• _YOUR ASSIGNMENT_
Every line of the entries that holds the word "this" is to be copied.
═══
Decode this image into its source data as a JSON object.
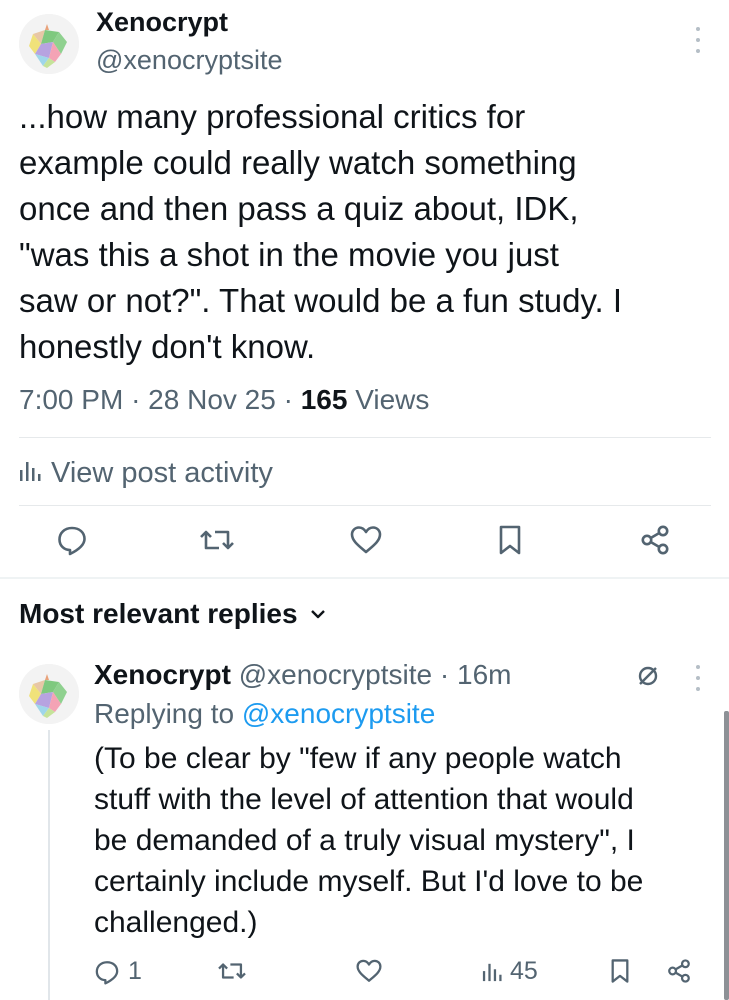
{
  "post": {
    "author_name": "Xenocrypt",
    "author_handle": "@xenocryptsite",
    "body_lines": [
      "...how many professional critics for",
      "example could really watch something",
      "once and then pass a quiz about, IDK,",
      "\"was this a shot in the movie you just",
      "saw or not?\". That would be a fun study. I",
      "honestly don't know."
    ],
    "time": "7:00 PM",
    "date": "28 Nov 25",
    "views_count": "165",
    "views_label": "Views",
    "activity_label": "View post activity"
  },
  "sort": {
    "label": "Most relevant replies"
  },
  "reply": {
    "author_name": "Xenocrypt",
    "author_handle": "@xenocryptsite",
    "time_ago": "16m",
    "replying_prefix": "Replying to",
    "replying_handle": "@xenocryptsite",
    "body_lines": [
      "(To be clear by \"few if any people watch",
      "stuff with the level of attention that would",
      "be demanded of a truly visual mystery\", I",
      "certainly include myself. But I'd love to be",
      "challenged.)"
    ],
    "reply_count": "1",
    "views_count": "45"
  },
  "icons": {
    "reply": "reply-icon",
    "repost": "repost-icon",
    "like": "like-icon",
    "bookmark": "bookmark-icon",
    "share": "share-icon",
    "analytics": "analytics-icon",
    "more": "more-vertical-icon",
    "mute": "mute-icon",
    "chevron": "chevron-down-icon"
  },
  "colors": {
    "text": "#0f1419",
    "muted": "#536471",
    "link": "#1d9bf0",
    "divider": "#e6e9eb"
  }
}
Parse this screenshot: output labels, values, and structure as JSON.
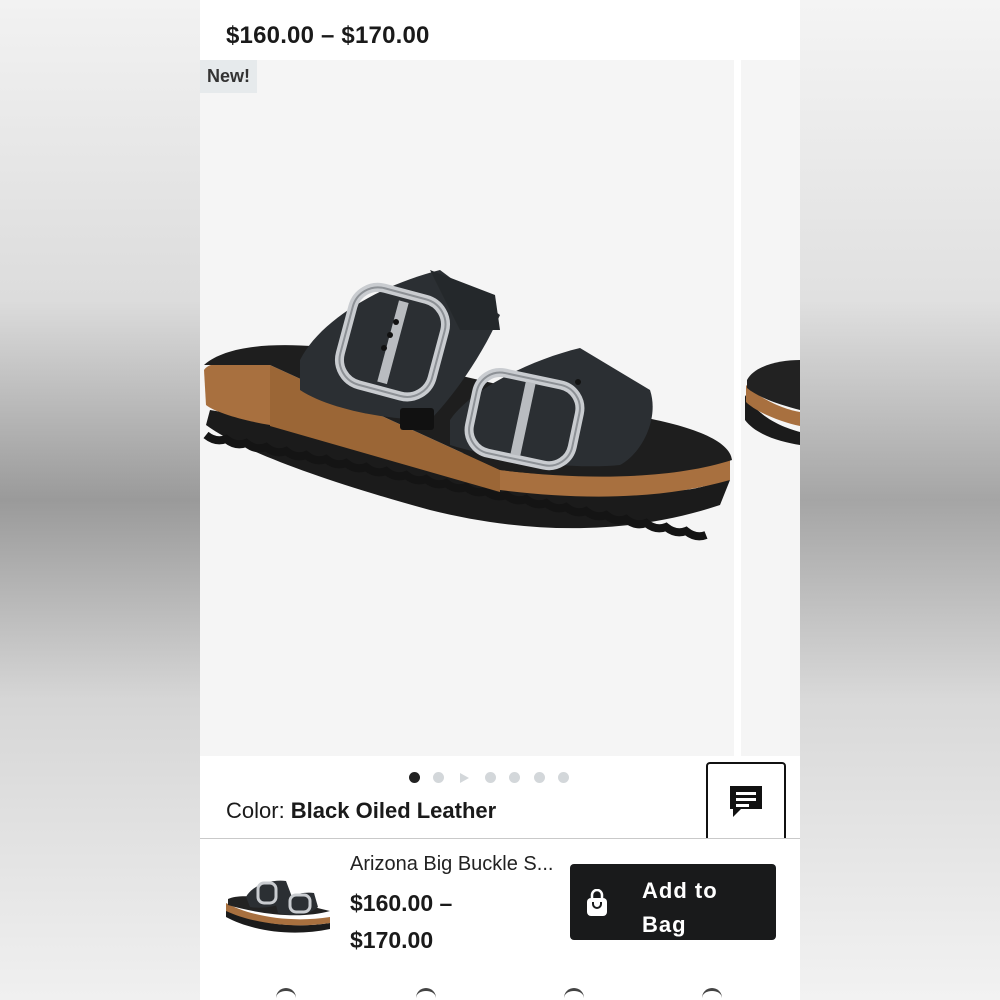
{
  "product": {
    "price_range": "$160.00 – $170.00",
    "badge": "New!",
    "name": "Arizona Big Buckle S...",
    "price_line1": "$160.00 –",
    "price_line2": "$170.00"
  },
  "color": {
    "label": "Color: ",
    "value": "Black Oiled Leather"
  },
  "carousel": {
    "dot_count": 7,
    "active_index": 0,
    "video_index": 2
  },
  "actions": {
    "add_to_bag_line1": "Add to",
    "add_to_bag_line2": "Bag"
  },
  "icons": {
    "chat": "chat-bubble-icon",
    "bag": "shopping-bag-icon"
  },
  "colors": {
    "button_bg": "#191a1b",
    "badge_bg": "#e6eaec",
    "image_bg": "#f5f5f5"
  }
}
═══
• _COMPLETED EXERCISE_
Decode this image into its source data as a JSON object.
      "\"was this a shot in the movie you just",
Parse this screenshot: output labels, values, and structure as JSON.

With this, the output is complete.